Changes to Partnership Audits and Agreements
The Internal Revenue Service’s new Partnership Tax Audit Rules took effect for tax years beginning on or after January 1, 2018. Partnerships (including LLCs that elect to be taxed as partnerships) should be aware of these new rules and consider adopting the required and optional amendments to partnership agreements or member operating agreements to reflect the new tax regime. As discussed below, decisions will have to be made before the filing of your 2018 partnership tax returns.
Changes Under Centralized Partnership Audit Regime (CPAR)
The new centralized partnership audit regime has significantly changed the procedures for partnership audits in order to streamline the process. In general, the audit will take place at, and any adjustments will be taken into account only at, the partnership level. Any taxes assessed will be paid by the partnership at maximum rates – not by the individual partners. The “Tax Matters Partner” under the repealed TEFRA rules is replaced with a new name and a new concept altogether – a “Partnership Representative”. The partnership representative is the sole authority to act on behalf of the partnership in the event of an IRS audit. All partners, as well as the partnership, will be bound by the actions taken by the partnership representative at any time during the audit. Please note that partnerships in existence before the effective date must retain the “Tax Matters Partner” language in the partnership agreements until the statute of limitation expires for audits under years governed by TEFRA.
The partnership representative is designated on the Form 1065 for each year. Anyone who has substantial presence in the U.S. can be a partnership representative, this includes an individual, an entity, a disregarded entity, or the partnership itself. If an entity is selected, the partnership must then appoint a designated individual to act on behalf of the partnership representative.
Certain eligible partnerships may elect out of the CPAR with a valid election on a timely filed return. A partnership is only eligible to elect out if it has 100 or fewer partners and all partners are either an individual, a C corporation, an S corporation, or a deceased partner’s estate. Therefore, tiered partnerships with partnerships, disregarded entities, or trusts as partners do not qualify. Eligible partnerships that make the election out will be audited at the partnership level, however any adjustments related to an audit would be made in separate partner level proceedings, in accordance with prior law.
Push Out Election
If the partnership cannot elect out of CPAR, complications may arise if the partners in a year under audit are different than the partners in the adjustment year, resulting in current partners bearing the tax cost of decisions in which they did not participate and may have only benefited former partners. Partnerships should consider allowing the partnership representative to make a push-out election. If the election is made, the partnership would no longer be responsible for imputed underpayment. Rather, the reviewed year partners (including former partners) will bear the cost of adjustments for that year, including their share of tax, interest, and penalties.
In light of these new tax laws, changes need to be made to existing partnership agreements. Please note that these new IRS rules do not require partnerships to amend their agreements, however, we recommended that you do so. We have identified four areas to consider changing:

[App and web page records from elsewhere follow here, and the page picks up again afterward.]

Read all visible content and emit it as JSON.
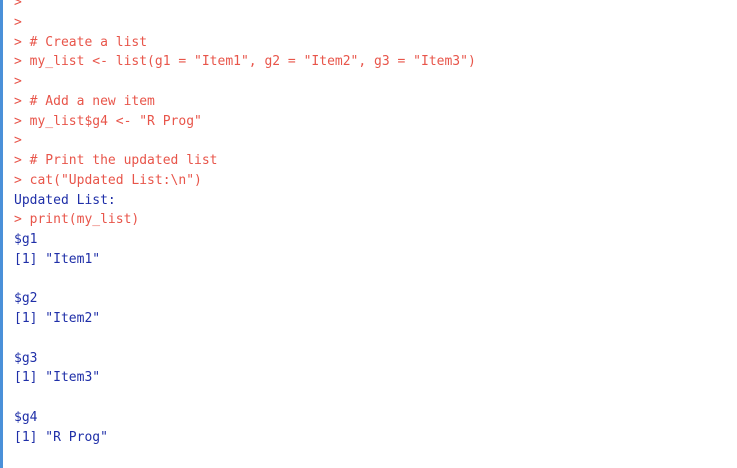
{
  "console": {
    "prompt_symbol": ">",
    "lines": [
      {
        "kind": "input",
        "text": ""
      },
      {
        "kind": "input",
        "text": ""
      },
      {
        "kind": "input",
        "text": "# Create a list"
      },
      {
        "kind": "input",
        "text": "my_list <- list(g1 = \"Item1\", g2 = \"Item2\", g3 = \"Item3\")"
      },
      {
        "kind": "input",
        "text": ""
      },
      {
        "kind": "input",
        "text": "# Add a new item"
      },
      {
        "kind": "input",
        "text": "my_list$g4 <- \"R Prog\""
      },
      {
        "kind": "input",
        "text": ""
      },
      {
        "kind": "input",
        "text": "# Print the updated list"
      },
      {
        "kind": "input",
        "text": "cat(\"Updated List:\\n\")"
      },
      {
        "kind": "output",
        "text": "Updated List:"
      },
      {
        "kind": "input",
        "text": "print(my_list)"
      },
      {
        "kind": "output",
        "text": "$g1"
      },
      {
        "kind": "output",
        "text": "[1] \"Item1\""
      },
      {
        "kind": "output",
        "text": ""
      },
      {
        "kind": "output",
        "text": "$g2"
      },
      {
        "kind": "output",
        "text": "[1] \"Item2\""
      },
      {
        "kind": "output",
        "text": ""
      },
      {
        "kind": "output",
        "text": "$g3"
      },
      {
        "kind": "output",
        "text": "[1] \"Item3\""
      },
      {
        "kind": "output",
        "text": ""
      },
      {
        "kind": "output",
        "text": "$g4"
      },
      {
        "kind": "output",
        "text": "[1] \"R Prog\""
      }
    ]
  },
  "colors": {
    "input_text": "#e8554a",
    "output_text": "#1f2fa8",
    "left_bar": "#4a90d9"
  }
}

1. Designate a partnership representative: Partners should discuss a procedure for selecting the designation. Given the broad power a partnership representative will have under examination, partners should discuss and be aware of all the implications of this change. As preparers of your return, we cannot assume that a former Tax Matters Partner will be the same person as the appointed Partnership Representative for 2018.
2. Define the role of the partnership representative: From the IRS perspective, a partnership agreement will not limit the authority of the partnership representative. However, provisions and language should be put in place in the agreement to better define the obligations of decision making on behalf of the partnership. Because partnerships and partners will be bound by the decisions of the partnership representative under audit, we recommend that a revised agreement will require pre-approval of material decisions with great impact. This will provide protection for current partners. Additionally, the partnership agreement should include how other partners will be notified and participate in an examination in the event that one occurs.
3. Contribution requirements: The current year partners of a partnership may be different from the partners in a prior tax year selected for audit. If audit adjustments are made for any tax year beginning on or after January 1, 2018, revised partnership agreements should provide for whether a former partner from a previous year under audit should be responsible for their share of the liability of the partnership if underpayment is calculated. If this is not included in the agreement, current year partners will bear the entire tax cost of the adjustment and resulting underpayment, regardless of whether they were partners in the year under review. Consider also including this language in the redemption and purchase of partnership agreements as well.
4. Information sharing: A requirement should be included in the agreement which provides for certain information to be shared by the partners to the partnership representative coordinating with the IRS. This information is especially important if there are former partners in the year under audit who are no longer associated with the partnership. The information will be required should the partnership desire to make a push out election and “push” the financial burden to the partner level.
Please contact us to discuss in greater depth these changes and the current year implications for your partnership.
Written by: Kelly Mayer, CPA